• _PROBLEM_: Collect all lines from the listing that include the string "Cases".

• _THE RECORDS_:
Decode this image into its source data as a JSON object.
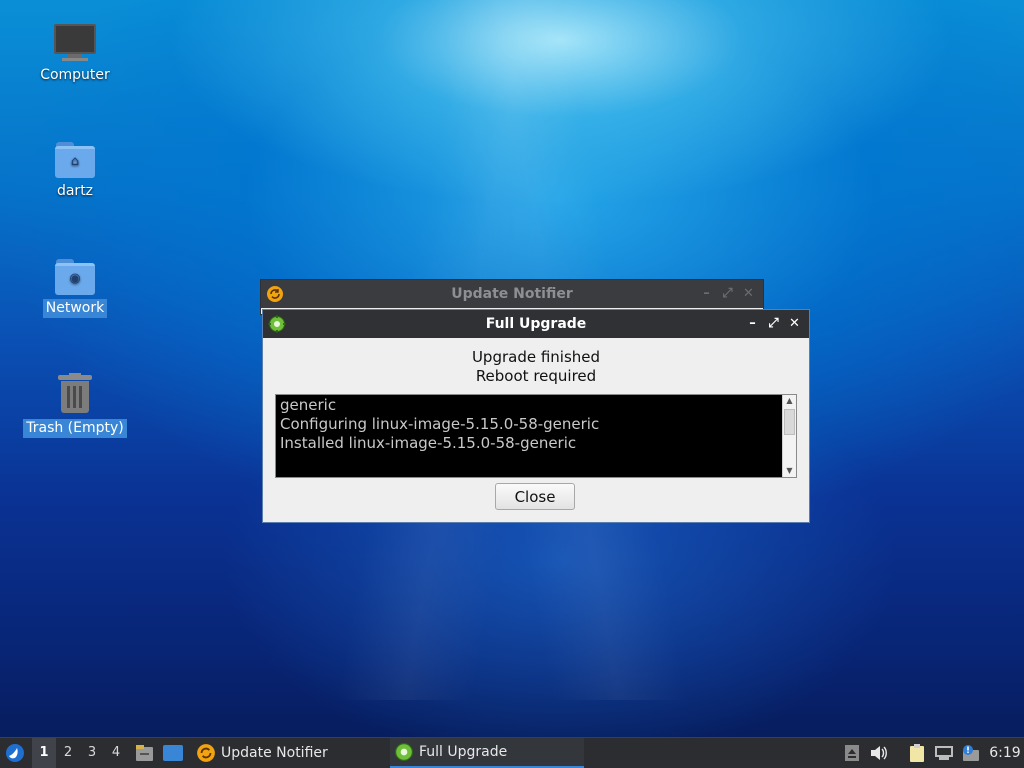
{
  "desktop": {
    "icons": [
      {
        "label": "Computer",
        "icon": "computer-icon"
      },
      {
        "label": "dartz",
        "icon": "home-folder-icon"
      },
      {
        "label": "Network",
        "icon": "network-folder-icon"
      },
      {
        "label": "Trash (Empty)",
        "icon": "trash-icon"
      }
    ]
  },
  "update_notifier": {
    "title": "Update Notifier"
  },
  "full_upgrade": {
    "title": "Full Upgrade",
    "status_line1": "Upgrade finished",
    "status_line2": "Reboot required",
    "log": [
      "generic",
      "Configuring linux-image-5.15.0-58-generic",
      "Installed linux-image-5.15.0-58-generic"
    ],
    "close_label": "Close",
    "controls": {
      "minimize": "–",
      "maximize": "⤢",
      "close": "✕"
    }
  },
  "taskbar": {
    "workspaces": [
      "1",
      "2",
      "3",
      "4"
    ],
    "tasks": [
      {
        "label": "Update Notifier"
      },
      {
        "label": "Full Upgrade"
      }
    ],
    "clock": "6:19"
  },
  "colors": {
    "accent": "#3a86d6",
    "titlebar": "#2f3134",
    "taskbar": "#2b2d30"
  }
}
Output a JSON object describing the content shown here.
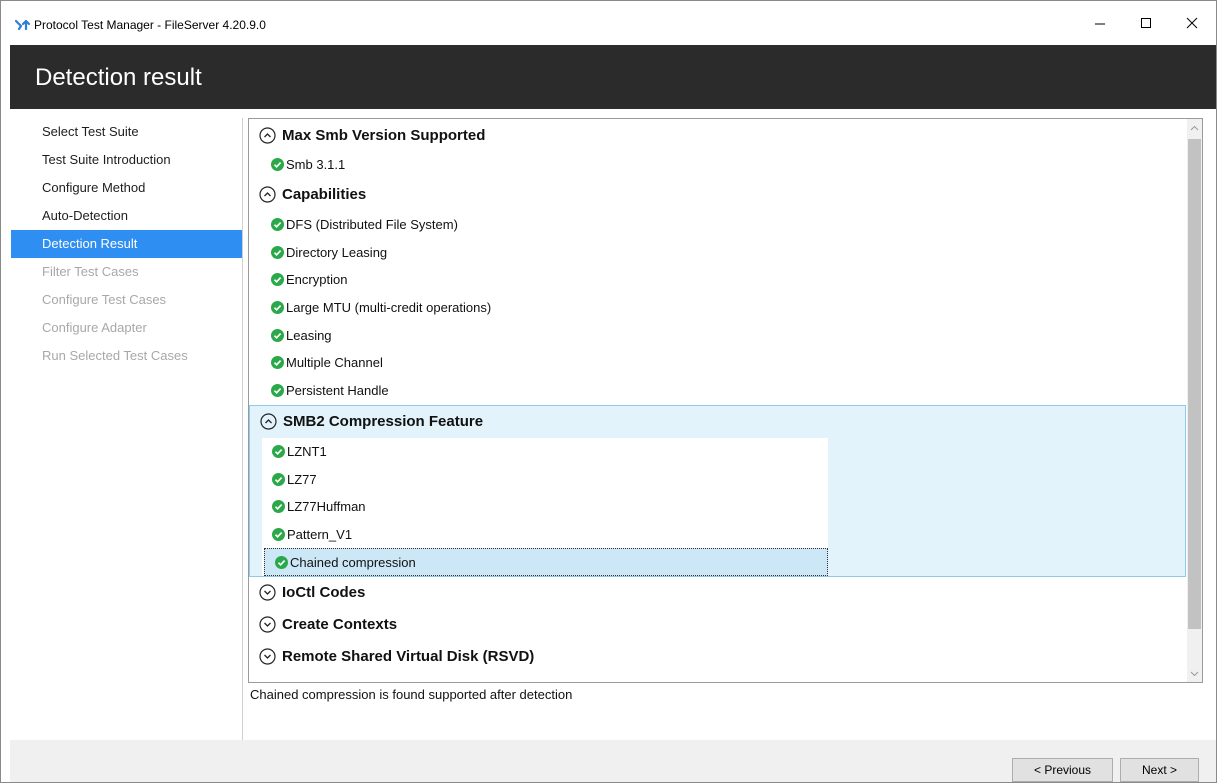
{
  "window": {
    "title": "Protocol Test Manager - FileServer 4.20.9.0"
  },
  "header": {
    "title": "Detection result"
  },
  "nav": {
    "items": [
      {
        "label": "Select Test Suite",
        "state": "normal"
      },
      {
        "label": "Test Suite Introduction",
        "state": "normal"
      },
      {
        "label": "Configure Method",
        "state": "normal"
      },
      {
        "label": "Auto-Detection",
        "state": "normal"
      },
      {
        "label": "Detection Result",
        "state": "active"
      },
      {
        "label": "Filter Test Cases",
        "state": "disabled"
      },
      {
        "label": "Configure Test Cases",
        "state": "disabled"
      },
      {
        "label": "Configure Adapter",
        "state": "disabled"
      },
      {
        "label": "Run Selected Test Cases",
        "state": "disabled"
      }
    ]
  },
  "groups": [
    {
      "title": "Max Smb Version Supported",
      "expanded": true,
      "items": [
        "Smb 3.1.1"
      ]
    },
    {
      "title": "Capabilities",
      "expanded": true,
      "items": [
        "DFS (Distributed File System)",
        "Directory Leasing",
        "Encryption",
        "Large MTU (multi-credit operations)",
        "Leasing",
        "Multiple Channel",
        "Persistent Handle"
      ]
    },
    {
      "title": "SMB2 Compression Feature",
      "expanded": true,
      "items": [
        "LZNT1",
        "LZ77",
        "LZ77Huffman",
        "Pattern_V1",
        "Chained compression"
      ]
    },
    {
      "title": "IoCtl Codes",
      "expanded": false,
      "items": []
    },
    {
      "title": "Create Contexts",
      "expanded": false,
      "items": []
    },
    {
      "title": "Remote Shared Virtual Disk (RSVD)",
      "expanded": false,
      "items": []
    }
  ],
  "status_text": "Chained compression is found supported after detection",
  "footer": {
    "previous_label": "< Previous",
    "next_label": "Next >"
  },
  "colors": {
    "header_bg": "#2b2b2b",
    "nav_active": "#2e8ef2",
    "check_green": "#2aa84a",
    "highlight_bg": "#e3f3fb"
  }
}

• _EXERCISE SOLUTION_:
        "label": "Filter Test Cases",
        "label": "Configure Test Cases",
        "label": "Run Selected Test Cases",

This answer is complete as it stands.